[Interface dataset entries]
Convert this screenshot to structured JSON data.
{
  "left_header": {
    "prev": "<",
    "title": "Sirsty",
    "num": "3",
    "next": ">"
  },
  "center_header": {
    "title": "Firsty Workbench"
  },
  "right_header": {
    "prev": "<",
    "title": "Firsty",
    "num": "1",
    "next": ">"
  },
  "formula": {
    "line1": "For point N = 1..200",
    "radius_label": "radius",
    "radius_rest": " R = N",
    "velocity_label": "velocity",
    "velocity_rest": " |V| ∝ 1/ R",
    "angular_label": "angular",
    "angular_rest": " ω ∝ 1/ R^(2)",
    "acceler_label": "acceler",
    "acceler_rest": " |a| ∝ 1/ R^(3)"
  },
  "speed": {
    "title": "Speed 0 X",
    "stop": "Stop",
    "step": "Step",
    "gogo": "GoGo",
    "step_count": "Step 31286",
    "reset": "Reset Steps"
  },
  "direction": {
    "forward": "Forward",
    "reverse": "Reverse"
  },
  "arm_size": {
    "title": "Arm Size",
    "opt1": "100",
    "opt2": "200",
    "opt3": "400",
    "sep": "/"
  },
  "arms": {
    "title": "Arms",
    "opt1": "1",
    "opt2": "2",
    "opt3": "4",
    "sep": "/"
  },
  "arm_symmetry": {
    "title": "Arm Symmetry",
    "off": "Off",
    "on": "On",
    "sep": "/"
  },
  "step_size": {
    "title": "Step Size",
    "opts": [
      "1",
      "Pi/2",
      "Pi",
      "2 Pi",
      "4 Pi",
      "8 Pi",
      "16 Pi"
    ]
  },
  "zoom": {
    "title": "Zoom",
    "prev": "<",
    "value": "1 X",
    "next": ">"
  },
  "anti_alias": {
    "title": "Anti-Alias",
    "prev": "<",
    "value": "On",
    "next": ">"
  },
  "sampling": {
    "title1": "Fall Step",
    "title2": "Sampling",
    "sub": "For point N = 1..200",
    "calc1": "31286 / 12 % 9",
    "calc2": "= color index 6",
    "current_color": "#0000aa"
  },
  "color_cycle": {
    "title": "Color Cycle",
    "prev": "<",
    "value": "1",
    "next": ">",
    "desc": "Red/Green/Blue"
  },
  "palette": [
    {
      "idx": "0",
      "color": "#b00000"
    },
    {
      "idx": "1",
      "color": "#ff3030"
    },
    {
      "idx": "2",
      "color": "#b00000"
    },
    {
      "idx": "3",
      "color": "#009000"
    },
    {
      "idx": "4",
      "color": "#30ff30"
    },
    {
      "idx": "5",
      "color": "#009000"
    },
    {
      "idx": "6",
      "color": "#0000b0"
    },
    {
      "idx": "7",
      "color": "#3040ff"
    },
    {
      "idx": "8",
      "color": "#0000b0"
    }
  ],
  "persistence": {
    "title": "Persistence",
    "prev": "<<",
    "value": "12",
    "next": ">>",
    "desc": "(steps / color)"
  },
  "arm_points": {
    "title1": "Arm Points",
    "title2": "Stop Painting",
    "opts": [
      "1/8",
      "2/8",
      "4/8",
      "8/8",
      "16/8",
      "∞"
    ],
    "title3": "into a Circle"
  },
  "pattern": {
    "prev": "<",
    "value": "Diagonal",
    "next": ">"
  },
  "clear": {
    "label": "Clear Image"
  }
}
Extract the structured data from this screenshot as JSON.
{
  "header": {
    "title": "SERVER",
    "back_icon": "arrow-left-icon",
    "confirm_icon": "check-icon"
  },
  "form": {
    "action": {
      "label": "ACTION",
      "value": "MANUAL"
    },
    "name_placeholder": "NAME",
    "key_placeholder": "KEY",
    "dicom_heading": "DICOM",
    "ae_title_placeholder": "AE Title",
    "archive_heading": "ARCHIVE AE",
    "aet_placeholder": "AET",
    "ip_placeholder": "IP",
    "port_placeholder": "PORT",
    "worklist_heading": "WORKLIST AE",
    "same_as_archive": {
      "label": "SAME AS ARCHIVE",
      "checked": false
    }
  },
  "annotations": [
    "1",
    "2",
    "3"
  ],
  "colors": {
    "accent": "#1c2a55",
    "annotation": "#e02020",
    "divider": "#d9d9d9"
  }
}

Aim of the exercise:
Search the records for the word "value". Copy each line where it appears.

Solution to the problem:
    "value": "1 X",
    "value": "On",
    "value": "1",
    "value": "12",
    "value": "Diagonal",
      "value": "MANUAL"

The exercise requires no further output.